Join The Fan District Association on Tuesday, February 9th at 6:30 p.m., at Fox School, for a special hour-long reprise of “The ‘Palladian Motif’ and Richmond’s Fan District,” two illustrated lectures on the surprising history of some beautiful Fan windows. These lectures were originally given as the opening session of VCU’s 17th Symposium on Architectural History last November. Charles Brownell, Professor of Art History at … Continue reading Special Presentation on Fan Architecture

The Freestyle dominates the Fan – UPDATE

What makes our row on South Cathedral Place isn’t just the history of who built it and who lived there, but the style.  The row combines the best of the Modern French, Queen Anne and Italianate into it’s own cohesive Freestyle cluster.  The Freestyle became a pattern in itself in many instances in the Fan. Even prominent defining elements of passe architectural styles, such as the Mansard roof, were prominently incorporated into desirable house patterns through the early 1900s. Here is the excerpt from my paper on this topic:

Try summoning the Spirit of Styles Past at Shafer’s row, and we are inundated with a profusion of exotic flavors and motifs.  Is this a mishmash or an intentional blend?  The leading handbook for understanding American architecture, A Field Guide To American Houses, is helpful in instances of stylistic cohesion, but it doesn’t do us any good in identifying the fusion happening here. The Spirit of Styles Past will show us that in Richmond’s Fan District, from the late 19th century through well into the 20th century, production builders followed a new industry model of deliberate blending of style to fashion a “cohesive contradiction” in middle class house patterns.

Arguably the most prominent feature of the row is the Modern French or Second Empire mansard roofline, housing a third story on the front portion of the dwellings, a technique ideal for urban town house designs.  But, is it a surprise to see this element applied in 1889 Richmond?

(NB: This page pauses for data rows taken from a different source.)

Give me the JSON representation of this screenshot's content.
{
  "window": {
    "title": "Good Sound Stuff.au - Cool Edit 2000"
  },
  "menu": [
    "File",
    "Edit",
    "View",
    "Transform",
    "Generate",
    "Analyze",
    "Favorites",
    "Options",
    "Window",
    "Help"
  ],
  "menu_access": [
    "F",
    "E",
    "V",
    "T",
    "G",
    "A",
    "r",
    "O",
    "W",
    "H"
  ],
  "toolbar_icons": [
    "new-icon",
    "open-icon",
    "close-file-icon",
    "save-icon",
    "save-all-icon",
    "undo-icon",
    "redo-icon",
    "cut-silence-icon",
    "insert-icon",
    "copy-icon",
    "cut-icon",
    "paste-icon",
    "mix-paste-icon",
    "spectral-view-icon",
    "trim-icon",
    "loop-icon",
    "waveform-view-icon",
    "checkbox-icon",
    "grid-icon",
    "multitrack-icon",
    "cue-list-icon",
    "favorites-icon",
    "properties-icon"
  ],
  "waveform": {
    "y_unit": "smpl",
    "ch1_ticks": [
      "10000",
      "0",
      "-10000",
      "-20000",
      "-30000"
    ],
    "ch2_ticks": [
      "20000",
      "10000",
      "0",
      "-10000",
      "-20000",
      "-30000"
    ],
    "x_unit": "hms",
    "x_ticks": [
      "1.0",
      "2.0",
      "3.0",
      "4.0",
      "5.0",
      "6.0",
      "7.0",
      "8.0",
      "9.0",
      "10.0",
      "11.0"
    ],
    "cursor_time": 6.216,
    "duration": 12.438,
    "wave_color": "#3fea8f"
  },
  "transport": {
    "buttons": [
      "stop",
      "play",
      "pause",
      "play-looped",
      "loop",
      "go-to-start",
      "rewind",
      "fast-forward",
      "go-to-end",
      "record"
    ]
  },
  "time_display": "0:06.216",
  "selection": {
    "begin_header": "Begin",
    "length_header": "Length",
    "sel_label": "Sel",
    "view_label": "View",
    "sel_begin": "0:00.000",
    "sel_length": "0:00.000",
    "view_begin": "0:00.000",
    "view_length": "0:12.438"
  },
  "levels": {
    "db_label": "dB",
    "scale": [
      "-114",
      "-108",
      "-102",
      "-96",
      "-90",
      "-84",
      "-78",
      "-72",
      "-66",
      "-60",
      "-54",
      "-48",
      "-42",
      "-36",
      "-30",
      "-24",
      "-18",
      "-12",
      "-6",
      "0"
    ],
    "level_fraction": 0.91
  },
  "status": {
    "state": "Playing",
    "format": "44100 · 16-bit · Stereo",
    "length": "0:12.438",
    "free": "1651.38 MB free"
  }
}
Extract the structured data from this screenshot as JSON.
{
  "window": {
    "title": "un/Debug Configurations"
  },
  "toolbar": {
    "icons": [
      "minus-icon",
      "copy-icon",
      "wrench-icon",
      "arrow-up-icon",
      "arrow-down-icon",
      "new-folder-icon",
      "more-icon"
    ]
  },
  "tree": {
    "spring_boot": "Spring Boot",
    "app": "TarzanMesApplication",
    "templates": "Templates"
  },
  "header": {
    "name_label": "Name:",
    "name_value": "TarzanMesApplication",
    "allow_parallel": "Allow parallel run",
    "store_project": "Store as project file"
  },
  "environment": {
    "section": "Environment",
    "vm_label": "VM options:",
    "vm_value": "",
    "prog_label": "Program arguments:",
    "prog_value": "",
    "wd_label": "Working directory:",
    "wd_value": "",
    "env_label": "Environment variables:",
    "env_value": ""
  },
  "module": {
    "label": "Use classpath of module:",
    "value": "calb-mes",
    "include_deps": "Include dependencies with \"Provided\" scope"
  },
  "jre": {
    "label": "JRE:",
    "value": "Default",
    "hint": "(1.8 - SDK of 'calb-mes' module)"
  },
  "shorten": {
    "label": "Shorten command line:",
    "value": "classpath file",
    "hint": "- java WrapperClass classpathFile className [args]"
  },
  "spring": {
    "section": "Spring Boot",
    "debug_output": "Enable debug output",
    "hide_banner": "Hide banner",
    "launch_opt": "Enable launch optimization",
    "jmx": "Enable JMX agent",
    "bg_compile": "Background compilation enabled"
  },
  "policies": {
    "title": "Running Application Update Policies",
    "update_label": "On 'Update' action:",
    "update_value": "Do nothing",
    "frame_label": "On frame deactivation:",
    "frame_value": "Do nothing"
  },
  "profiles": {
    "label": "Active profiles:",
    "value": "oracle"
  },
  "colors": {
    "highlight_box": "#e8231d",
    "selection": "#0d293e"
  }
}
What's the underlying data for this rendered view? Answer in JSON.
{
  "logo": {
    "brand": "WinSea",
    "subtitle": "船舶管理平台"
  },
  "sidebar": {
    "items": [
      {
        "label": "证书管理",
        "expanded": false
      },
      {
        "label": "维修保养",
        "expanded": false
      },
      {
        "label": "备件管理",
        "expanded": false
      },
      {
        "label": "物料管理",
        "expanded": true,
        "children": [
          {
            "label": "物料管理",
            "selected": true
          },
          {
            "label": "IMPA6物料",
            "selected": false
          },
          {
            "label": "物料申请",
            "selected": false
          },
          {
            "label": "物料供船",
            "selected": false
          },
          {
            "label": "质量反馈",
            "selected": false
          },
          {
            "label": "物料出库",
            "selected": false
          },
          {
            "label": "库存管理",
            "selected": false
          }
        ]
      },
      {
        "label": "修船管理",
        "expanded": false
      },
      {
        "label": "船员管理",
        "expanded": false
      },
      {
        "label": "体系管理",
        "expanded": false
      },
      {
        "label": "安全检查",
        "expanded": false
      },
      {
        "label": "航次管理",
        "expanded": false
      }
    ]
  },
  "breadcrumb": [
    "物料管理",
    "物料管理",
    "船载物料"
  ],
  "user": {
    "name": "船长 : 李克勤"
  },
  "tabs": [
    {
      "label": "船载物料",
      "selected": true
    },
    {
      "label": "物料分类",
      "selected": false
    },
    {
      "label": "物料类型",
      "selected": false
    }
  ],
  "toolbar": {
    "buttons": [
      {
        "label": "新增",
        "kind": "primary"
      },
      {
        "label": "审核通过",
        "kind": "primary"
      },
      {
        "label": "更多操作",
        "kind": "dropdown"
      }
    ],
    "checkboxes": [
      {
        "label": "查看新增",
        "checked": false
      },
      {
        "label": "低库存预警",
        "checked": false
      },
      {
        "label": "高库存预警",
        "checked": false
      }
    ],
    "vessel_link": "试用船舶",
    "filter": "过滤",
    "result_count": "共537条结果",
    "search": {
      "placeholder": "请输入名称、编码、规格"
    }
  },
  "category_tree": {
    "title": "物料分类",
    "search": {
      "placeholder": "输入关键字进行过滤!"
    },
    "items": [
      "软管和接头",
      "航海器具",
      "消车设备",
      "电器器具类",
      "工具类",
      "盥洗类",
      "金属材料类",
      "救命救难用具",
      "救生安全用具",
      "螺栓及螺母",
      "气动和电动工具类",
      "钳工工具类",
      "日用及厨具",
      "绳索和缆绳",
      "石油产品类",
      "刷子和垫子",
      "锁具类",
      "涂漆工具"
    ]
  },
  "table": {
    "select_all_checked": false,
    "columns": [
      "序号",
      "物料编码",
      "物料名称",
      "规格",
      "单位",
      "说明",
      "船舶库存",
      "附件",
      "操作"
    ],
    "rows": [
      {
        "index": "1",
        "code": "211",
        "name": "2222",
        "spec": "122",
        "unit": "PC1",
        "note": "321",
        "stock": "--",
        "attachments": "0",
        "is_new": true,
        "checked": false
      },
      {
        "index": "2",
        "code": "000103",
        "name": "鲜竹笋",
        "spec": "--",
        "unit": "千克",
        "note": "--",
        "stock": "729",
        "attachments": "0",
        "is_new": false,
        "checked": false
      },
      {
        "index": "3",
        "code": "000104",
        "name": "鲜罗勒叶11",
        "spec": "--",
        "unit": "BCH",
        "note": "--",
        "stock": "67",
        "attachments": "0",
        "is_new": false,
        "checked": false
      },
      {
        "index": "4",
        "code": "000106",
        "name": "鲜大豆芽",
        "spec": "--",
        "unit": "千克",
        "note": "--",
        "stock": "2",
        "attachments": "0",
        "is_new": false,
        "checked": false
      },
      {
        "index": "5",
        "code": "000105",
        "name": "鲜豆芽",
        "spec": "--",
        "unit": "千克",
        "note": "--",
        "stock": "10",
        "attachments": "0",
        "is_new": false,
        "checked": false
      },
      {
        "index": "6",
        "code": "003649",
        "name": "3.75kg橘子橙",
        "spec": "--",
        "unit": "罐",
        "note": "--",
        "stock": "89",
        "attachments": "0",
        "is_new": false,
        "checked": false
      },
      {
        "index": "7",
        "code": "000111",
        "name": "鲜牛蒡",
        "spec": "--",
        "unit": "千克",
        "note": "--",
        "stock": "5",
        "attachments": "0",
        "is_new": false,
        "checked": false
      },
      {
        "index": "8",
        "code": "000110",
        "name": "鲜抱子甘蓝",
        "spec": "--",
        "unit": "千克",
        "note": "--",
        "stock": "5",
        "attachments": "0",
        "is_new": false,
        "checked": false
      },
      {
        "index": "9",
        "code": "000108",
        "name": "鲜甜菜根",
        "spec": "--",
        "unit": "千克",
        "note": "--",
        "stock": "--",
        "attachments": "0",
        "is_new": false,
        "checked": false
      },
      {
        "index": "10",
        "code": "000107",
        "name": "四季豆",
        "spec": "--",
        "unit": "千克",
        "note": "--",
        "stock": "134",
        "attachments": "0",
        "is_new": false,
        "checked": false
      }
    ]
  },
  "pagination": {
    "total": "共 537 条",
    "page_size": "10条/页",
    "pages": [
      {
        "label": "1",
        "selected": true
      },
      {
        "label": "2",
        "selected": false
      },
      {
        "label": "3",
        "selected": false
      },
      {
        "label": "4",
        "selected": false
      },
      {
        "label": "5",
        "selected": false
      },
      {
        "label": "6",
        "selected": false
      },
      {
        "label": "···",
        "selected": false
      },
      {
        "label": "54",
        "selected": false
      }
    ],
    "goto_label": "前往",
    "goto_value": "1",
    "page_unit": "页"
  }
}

A Field Guide to American Houses identifies the span of popularity of this style from 1860-1880, “with late examples not uncommon in the 1880s.”[1] But here we are pushing 1890, with the replication of this element far from being finished in the Fan District of Richmond.  A near duplication of the mansard-roofed row was executed in 1895 Continue reading “The Freestyle dominates the Fan – UPDATE”

How Buildings Learn

During my tour of 819 South Cathedral Place with Mr. Harrow from the Virginia Baptist Mission Board, I learned that at the point that the dwellings were connected and under ownership of the Catholic Diocese, all the powering had been centralized and sourced from the basement of 819.  Mr. Harrow said that they were finalizing the separation of that along with physically disconnecting the unit from its neighbors.  This particular tidbit regarding the power went to the back of my mind until after I brought up a separate observation with Dr. Brownell about the 3rd floor dormers on this dwelling.  We know from a 1970s photo that there were no dormers at all on 819, and of course now, there are only two.

Recently while surveying the 819 roofline and cornice, it seemed strikingly obvious to me that something – dormers – used to be in the places where they appear on the other units, because there was a slight color differentiation of the slate tiles in just that area; they appeared less weathered.

Continue reading “How Buildings Learn”

The Basics

This is the very basic foundation of details known to me at this point on this handsome row of buildings.  They were constructed in 1889 and developed by prominent area resident, John C. Shafer, a close friend of Lewis Ginter.  They are modeled in the Second Empire style with striking mansard roofs.  In the 20th … Continue reading The Basics